• Exercise directions: For the word "вулиця", work out how many lines in the records below contain it and state that count alone.

• Listed records:

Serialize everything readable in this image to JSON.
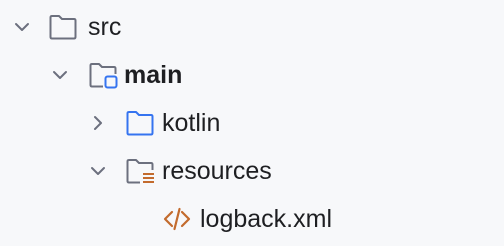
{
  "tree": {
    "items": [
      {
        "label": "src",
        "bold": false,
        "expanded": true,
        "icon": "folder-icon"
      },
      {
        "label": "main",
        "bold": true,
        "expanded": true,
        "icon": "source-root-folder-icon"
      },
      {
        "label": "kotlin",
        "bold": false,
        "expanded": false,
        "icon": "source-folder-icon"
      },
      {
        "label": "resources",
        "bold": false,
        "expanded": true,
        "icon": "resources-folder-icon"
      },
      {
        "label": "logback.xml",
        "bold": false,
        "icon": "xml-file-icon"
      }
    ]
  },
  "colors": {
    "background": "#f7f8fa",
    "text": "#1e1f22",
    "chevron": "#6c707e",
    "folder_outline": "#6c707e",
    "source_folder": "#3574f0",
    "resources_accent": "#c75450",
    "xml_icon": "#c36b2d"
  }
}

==

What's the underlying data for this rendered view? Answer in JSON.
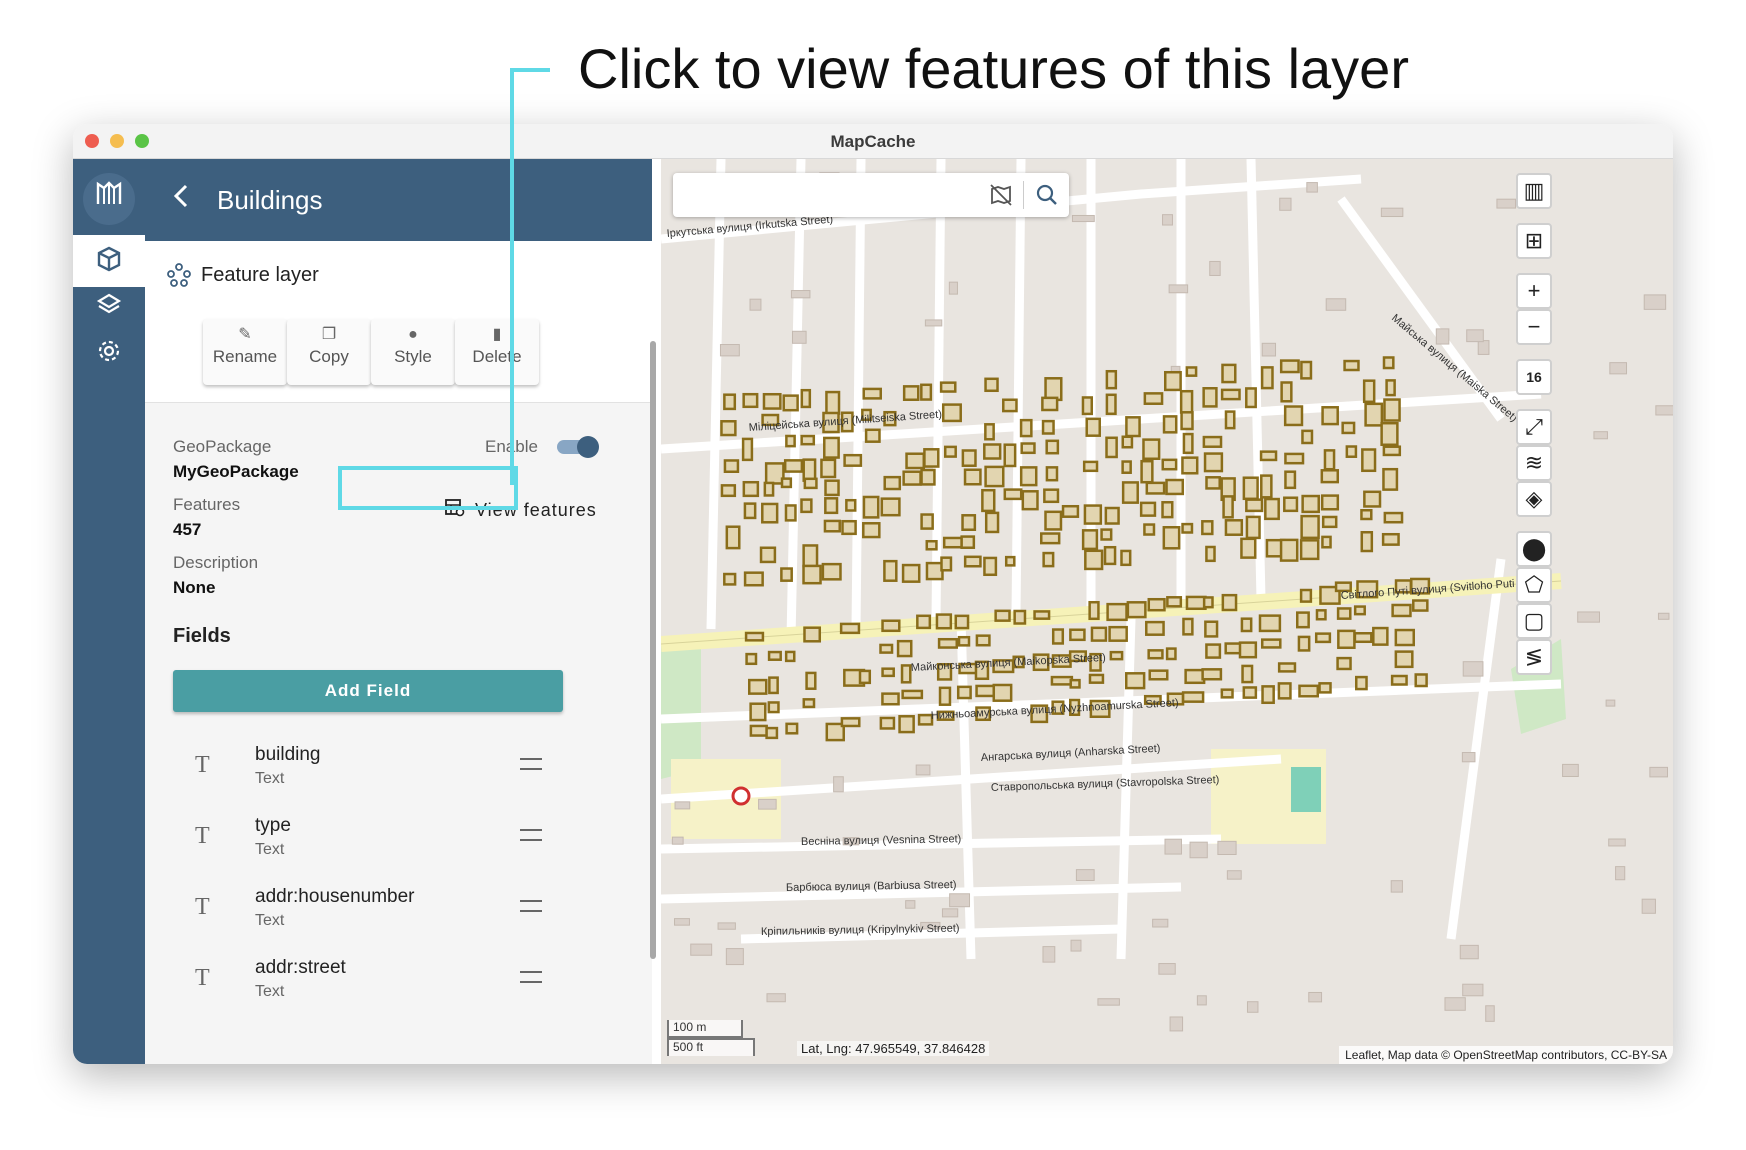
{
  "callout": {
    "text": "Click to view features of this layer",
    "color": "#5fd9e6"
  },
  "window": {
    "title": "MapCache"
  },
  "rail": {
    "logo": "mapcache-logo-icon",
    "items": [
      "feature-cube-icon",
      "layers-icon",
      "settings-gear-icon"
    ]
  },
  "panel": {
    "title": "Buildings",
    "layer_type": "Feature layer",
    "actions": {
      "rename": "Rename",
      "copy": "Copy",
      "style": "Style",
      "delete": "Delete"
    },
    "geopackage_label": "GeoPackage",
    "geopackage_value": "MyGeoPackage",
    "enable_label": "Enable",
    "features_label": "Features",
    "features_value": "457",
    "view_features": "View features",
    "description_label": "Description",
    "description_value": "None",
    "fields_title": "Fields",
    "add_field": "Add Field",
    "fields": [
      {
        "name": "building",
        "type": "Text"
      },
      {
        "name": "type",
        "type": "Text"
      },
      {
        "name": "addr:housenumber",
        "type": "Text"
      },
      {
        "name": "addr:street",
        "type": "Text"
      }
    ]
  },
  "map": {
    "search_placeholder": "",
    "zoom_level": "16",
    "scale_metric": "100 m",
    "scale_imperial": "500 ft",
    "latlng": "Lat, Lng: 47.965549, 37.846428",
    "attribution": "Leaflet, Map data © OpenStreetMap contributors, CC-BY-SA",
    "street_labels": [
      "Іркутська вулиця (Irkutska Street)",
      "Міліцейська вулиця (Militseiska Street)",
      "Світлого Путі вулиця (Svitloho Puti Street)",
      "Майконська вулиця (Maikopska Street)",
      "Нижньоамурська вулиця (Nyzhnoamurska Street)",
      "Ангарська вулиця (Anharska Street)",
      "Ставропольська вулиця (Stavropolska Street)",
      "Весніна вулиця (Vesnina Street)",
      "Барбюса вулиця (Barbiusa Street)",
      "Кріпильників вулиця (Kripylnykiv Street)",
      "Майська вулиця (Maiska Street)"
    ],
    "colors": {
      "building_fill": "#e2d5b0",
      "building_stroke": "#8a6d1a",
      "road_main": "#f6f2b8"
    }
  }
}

• Exercise response: 11